Markovnikov, who was looking at Monday’s soccer World Cup match in South Korea and Ghana, said that his neighbours had told him there was a tent with electricity. “We still believe. We believe. It has an easy-to-use online map to help beleaguered citizens find their location.
Over 67,000 people received assistance in these cases as of Friday. This number could rise if, like President Volodymyr Zelenskyy has warned, there are more Russian strikes ahead.
These centres were often small, insulated tents smaller than a classroom and were created just in time for a string of Russian airstrikes that deprived many Ukrainians from basic necessities of their lives at home.
The centres serve as a temporary fix while utility crews attempt to restore basic services to customers and businesses.
DTEK, a power company, stated Monday that controlled outages continued in Kyiv to maintain a balanced power system and avoid any other breakdowns. They also made sure electricity was available to hospitals and heat pumping stations.
Household customers had access to only 42 percent of the power in the city. The company stated that they do their best to supply light to every customer for two to three hours twice daily.
The “Point of Invincibility” is a place where teens can have a snowball fight. Outside, a guitarist plays his instrument in front of an inflatable tent.
As young children sat on the floor, they played Roblox on mobile phones. Meanwhile, older women sat and sipped their tea while elderly women sat still to enjoy the moment. Staffers served hot tea to a young girl while she held her dog.
“Points of Invincibility,” which are a public-service, free alternative to coffee shops and restaurants have become hotspots for internet access and warmth for Ukrainians looking for shelter from the cold and darkness in their own homes.

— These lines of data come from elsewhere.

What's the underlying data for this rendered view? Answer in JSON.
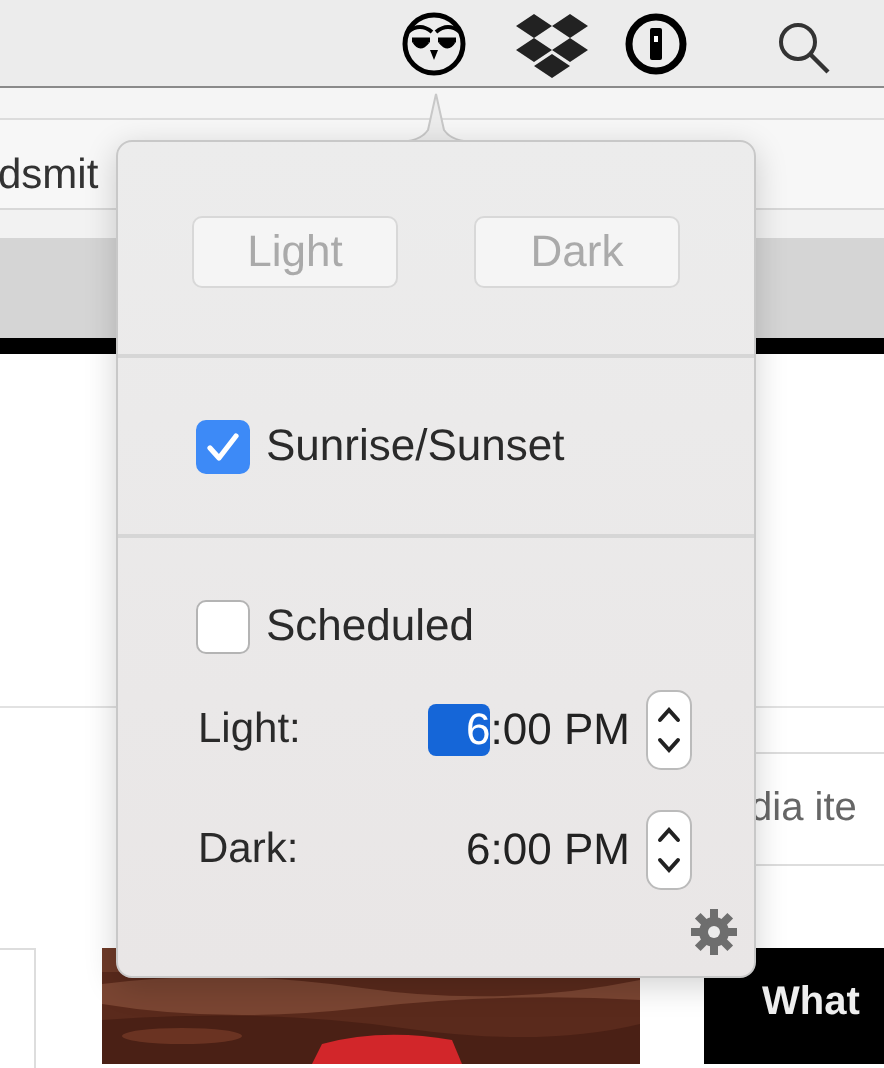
{
  "browser": {
    "address_text": "dsmit"
  },
  "page": {
    "side_text": "dia ite",
    "banner_text": "What"
  },
  "popover": {
    "mode_buttons": [
      {
        "label": "Light",
        "disabled": true
      },
      {
        "label": "Dark",
        "disabled": true
      }
    ],
    "options": [
      {
        "label": "Sunrise/Sunset",
        "checked": true
      },
      {
        "label": "Scheduled",
        "checked": false
      }
    ],
    "times": [
      {
        "label": "Light:",
        "hour": "6",
        "rest": ":00 PM",
        "focused": true
      },
      {
        "label": "Dark:",
        "hour": "6",
        "rest": ":00 PM",
        "focused": false
      }
    ]
  }
}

Mykola, a 26-year-old Bucha resident, sat down on his computer and said, “When the electricity went out I had to search for a place that has a connection.” “These can either be cafes that draw energy from other sources, or they could be places that I look for a point’ – like now,” said Mykola Pestikov, a Bucha resident who viewed a ledger that showed that over 1,000 people had passed through the centre in Bucha since it was opened 10 days ago. In Bucha, electricity is often poor or nonexistent.